Members of the Canadian Armed Forces — along with resources and equipment — are in the Prairie provinces to help with the national COVID-19 response, if needed.
A spokesperson for National Defence told Global News Wednesday that while there is no current request for assistance from the Prairie provinces, “prudent contingency planning and preparations are ongoing across Canada to ensure that our personnel, resources and equipment are ready and that we are prepared to respond quickly and effectively to assist in the national COVID-19 response, in support of civil authorities, if asked.”
Public Safety Canada is the lead in coordinating a federal emergency response and the armed forces “stand ready to offer assistance in support of civilian authorities during any crisis in Canada, when requested by the government.”
The Canadian Rangers have been activated in four First Nations in the prairie provinces and one in Ontario, “following provincial requests for Canadian Armed Forces assistance,” she explained.
Operation LASER is described as the military’s “response to a worldwide pandemic situation.” In four phases, CAF personnel and the department of National Defence will help prepare, alert, respond and restore during a pandemic crisis.
The DND statement said: “The CAF continues to work closely with Public Safety and our federal, provincial, territorial, municipal and Indigenous partners to align the provision of possible CAF military support and related capabilities with the overall government COVID-19 response.”
This way of using the Canadian Armed Forces is not unique, one expert says.
“It’s not rare at all because the military is, in a sense, in a class by itself.

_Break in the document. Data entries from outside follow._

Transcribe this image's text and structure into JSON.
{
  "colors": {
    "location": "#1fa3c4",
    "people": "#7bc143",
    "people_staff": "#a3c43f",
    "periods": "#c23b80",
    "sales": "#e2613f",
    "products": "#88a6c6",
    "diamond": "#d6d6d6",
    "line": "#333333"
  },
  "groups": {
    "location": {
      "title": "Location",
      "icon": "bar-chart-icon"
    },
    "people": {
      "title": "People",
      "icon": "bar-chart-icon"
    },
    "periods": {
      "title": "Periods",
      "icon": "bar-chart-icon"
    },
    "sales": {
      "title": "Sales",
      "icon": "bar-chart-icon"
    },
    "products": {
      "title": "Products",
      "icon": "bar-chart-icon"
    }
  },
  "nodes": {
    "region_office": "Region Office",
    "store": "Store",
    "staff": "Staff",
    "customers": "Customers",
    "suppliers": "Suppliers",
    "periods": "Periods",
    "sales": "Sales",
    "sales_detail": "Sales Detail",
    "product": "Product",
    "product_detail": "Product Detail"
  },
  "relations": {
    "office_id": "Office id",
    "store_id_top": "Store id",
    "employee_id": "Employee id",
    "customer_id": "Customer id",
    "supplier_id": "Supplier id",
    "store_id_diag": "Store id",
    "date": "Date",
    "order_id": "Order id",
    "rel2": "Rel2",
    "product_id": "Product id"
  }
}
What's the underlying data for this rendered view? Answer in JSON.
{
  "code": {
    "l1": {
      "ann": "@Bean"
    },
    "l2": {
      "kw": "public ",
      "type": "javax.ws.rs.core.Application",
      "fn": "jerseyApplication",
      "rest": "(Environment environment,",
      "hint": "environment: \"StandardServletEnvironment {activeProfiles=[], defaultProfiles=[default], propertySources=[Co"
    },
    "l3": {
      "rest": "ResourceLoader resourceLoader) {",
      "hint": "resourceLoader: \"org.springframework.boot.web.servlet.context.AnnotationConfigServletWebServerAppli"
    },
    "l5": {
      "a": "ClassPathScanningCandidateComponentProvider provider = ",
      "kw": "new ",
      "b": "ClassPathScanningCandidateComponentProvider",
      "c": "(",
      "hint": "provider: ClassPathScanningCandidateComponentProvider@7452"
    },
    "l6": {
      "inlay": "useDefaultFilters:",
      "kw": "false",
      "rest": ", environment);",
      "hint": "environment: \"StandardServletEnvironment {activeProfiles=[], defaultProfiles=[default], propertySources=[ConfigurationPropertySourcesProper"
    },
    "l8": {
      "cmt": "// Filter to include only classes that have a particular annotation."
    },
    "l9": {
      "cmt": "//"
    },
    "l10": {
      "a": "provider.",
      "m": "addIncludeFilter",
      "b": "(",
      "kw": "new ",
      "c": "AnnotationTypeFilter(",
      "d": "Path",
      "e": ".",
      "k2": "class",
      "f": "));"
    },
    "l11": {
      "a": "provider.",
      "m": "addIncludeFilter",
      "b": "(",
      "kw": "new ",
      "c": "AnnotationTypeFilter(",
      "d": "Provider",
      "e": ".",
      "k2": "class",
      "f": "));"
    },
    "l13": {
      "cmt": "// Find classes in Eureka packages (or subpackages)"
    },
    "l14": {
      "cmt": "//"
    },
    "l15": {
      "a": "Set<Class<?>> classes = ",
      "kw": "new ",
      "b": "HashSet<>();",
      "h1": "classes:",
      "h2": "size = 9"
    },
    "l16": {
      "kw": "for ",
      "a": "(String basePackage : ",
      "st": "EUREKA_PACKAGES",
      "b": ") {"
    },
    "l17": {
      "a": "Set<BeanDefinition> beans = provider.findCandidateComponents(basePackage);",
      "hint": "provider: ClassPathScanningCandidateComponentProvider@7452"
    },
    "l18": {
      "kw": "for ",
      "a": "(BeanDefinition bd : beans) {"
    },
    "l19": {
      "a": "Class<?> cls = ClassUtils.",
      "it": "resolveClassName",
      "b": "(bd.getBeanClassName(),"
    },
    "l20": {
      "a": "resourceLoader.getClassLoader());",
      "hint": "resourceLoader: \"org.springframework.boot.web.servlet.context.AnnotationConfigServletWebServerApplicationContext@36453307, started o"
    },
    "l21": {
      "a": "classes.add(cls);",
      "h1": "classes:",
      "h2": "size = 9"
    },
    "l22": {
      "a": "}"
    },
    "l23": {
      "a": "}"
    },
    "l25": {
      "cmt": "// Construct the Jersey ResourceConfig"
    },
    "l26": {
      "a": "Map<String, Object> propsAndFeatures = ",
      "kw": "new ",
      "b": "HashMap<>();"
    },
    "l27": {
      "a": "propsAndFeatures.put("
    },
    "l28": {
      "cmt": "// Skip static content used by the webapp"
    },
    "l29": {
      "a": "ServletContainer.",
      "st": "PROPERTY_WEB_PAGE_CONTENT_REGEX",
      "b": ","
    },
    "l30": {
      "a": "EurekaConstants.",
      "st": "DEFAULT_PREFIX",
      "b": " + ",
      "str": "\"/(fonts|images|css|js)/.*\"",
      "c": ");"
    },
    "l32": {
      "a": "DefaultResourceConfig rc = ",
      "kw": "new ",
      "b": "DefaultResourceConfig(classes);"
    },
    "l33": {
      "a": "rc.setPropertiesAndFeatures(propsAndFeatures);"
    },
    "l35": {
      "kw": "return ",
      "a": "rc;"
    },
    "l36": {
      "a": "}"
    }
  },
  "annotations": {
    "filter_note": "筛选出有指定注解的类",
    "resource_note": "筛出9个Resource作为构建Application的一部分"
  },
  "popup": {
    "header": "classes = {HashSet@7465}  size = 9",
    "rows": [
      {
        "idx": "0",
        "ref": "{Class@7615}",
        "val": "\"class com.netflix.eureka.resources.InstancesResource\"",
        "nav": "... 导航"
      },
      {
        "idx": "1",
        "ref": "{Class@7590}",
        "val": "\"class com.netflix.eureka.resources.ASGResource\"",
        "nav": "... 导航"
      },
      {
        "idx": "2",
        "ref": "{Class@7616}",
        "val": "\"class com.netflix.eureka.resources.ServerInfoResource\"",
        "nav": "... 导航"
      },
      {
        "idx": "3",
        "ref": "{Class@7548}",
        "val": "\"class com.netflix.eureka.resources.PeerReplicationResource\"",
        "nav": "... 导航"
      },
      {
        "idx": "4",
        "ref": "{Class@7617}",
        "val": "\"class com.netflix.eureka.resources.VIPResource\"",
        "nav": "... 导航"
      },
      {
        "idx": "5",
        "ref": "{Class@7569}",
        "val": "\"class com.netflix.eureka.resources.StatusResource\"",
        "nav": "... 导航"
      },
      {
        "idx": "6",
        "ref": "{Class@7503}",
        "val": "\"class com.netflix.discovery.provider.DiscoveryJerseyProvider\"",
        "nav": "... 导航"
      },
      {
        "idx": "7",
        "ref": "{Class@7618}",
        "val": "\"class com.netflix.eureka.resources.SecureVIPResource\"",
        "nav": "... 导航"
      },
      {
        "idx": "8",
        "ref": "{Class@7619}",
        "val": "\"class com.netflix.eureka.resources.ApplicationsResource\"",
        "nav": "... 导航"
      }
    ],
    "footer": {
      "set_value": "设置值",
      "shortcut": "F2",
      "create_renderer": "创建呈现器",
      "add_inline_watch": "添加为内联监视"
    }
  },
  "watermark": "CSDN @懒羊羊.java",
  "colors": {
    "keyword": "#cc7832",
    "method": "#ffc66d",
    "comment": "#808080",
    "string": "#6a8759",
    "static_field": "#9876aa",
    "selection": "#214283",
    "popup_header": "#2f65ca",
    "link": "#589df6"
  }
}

Unlike a corporation or any other government departments, the military has well-established internal lines of communication, it has a chain of command, it is well organised all the time from the top to the bottom,” said David Bercuson, director of the Centre for Military and Strategic Studies at the University of Calgary.
“We’ve seen the military called out to fight forest fires, to shovel snow in Toronto. We saw it called out earlier this year to help with old folks homes — mostly in Ontario but not exclusively so.
“What the government used to call ‘aid to the civil power,’ which was, in other words, ‘We’re going to help the provincial governments, we’re going to help the cities and so on to perform tasks that are essentially civilian tasks,’ that’s been going on since the whole history of the country.”
Bercuson says seeing the military step in to help should not be cause for concern.
“No, this is not panic at all.
“Trust them because, especially the medical branches in the military, they’re very well trained and they’re very well organised and they know what they’re doing.
“The support of the civilian population is an extremely important part of their job.”
Three CC-130 Hercules transport aircraft were seen at the Calgary International Airport Wednesday morning.
They are not related to vaccines, CAF public affairs officer David Lavallee said.
“Two are CC-130J Hercules from 436 Squadron, based at 8 Wing Trenton, Ont., both of which are conducing tactical airlift training for aircrew.
“The other is a CC-130T Hercules from Winnipeg-based 435 Squadron, which is supporting CF-18 Hornet training out of Cold Lake with air-to-air refuelling.”